▶ _Work required_
From the records below, return every line containing the word "background".

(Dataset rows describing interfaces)

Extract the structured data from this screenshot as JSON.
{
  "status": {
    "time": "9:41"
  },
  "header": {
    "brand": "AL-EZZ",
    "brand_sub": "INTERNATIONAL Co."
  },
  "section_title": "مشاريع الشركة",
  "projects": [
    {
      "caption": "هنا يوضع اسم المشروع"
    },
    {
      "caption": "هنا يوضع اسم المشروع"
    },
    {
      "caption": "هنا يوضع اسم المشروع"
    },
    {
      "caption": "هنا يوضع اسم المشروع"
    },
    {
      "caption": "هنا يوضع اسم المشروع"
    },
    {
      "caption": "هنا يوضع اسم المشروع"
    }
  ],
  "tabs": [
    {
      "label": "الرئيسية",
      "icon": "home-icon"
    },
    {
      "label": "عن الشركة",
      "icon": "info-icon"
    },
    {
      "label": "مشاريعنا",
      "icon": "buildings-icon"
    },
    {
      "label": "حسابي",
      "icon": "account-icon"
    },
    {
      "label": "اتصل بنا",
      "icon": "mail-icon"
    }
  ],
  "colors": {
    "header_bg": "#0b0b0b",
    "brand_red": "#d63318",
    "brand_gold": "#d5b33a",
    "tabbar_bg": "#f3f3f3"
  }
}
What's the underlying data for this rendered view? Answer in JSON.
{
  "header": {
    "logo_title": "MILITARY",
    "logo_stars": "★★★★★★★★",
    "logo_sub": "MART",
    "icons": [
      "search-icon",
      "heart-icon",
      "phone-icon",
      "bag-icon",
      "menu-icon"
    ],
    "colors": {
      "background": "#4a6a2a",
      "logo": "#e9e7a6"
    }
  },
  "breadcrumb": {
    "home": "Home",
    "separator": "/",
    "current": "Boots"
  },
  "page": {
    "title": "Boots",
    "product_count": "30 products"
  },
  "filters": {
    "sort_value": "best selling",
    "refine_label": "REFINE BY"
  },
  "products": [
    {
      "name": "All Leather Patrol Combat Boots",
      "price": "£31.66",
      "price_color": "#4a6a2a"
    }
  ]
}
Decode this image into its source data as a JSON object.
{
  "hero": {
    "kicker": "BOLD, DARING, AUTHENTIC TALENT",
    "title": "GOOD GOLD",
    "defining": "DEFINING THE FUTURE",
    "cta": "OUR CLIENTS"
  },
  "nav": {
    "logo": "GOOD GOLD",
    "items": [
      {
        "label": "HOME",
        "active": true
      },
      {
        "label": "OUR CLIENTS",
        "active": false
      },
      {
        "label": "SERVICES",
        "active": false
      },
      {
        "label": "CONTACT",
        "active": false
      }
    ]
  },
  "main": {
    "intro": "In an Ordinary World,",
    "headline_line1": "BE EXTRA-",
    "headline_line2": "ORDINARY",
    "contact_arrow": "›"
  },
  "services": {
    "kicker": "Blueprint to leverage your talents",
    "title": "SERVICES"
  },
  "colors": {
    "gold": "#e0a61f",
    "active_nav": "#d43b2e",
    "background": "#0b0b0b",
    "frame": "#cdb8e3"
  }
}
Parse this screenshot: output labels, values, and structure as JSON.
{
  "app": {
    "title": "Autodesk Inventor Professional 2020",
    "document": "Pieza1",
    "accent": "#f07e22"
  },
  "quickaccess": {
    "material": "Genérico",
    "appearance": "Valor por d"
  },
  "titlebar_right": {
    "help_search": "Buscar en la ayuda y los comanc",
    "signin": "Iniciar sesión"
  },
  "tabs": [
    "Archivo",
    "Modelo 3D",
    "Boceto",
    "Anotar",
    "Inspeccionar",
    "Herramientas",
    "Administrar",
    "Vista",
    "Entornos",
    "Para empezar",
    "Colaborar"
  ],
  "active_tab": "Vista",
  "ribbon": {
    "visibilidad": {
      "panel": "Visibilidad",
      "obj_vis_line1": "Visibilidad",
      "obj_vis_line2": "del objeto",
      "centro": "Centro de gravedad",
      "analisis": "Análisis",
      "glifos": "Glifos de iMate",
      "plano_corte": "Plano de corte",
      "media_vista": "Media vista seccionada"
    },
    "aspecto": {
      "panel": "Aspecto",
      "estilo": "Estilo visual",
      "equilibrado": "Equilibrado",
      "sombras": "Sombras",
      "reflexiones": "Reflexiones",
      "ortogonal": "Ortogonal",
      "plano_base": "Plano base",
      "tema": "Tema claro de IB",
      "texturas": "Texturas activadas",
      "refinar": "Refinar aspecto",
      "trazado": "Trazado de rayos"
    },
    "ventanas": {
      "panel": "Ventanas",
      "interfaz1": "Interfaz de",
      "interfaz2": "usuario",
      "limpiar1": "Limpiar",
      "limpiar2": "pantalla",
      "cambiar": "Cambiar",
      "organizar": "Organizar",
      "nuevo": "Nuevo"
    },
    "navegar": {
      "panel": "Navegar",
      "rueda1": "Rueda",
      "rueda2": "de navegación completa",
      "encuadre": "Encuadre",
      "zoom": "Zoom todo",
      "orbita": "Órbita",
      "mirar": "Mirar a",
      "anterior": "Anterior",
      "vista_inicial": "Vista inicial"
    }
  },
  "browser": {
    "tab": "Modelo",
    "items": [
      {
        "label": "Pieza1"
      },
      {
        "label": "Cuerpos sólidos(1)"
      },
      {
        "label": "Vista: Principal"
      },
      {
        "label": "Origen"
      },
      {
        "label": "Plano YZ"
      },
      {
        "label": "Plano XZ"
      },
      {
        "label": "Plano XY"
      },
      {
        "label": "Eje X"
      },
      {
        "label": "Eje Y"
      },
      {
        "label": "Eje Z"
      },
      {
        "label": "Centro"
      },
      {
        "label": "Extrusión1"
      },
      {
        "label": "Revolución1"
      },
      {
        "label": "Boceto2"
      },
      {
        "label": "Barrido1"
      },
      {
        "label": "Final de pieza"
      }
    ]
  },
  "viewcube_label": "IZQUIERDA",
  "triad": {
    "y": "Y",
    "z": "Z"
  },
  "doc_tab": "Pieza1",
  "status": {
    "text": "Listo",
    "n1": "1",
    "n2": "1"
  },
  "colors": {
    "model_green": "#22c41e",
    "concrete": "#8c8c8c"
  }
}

▶ _Task response_
      "background": "#4a6a2a",
    "background": "#0b0b0b",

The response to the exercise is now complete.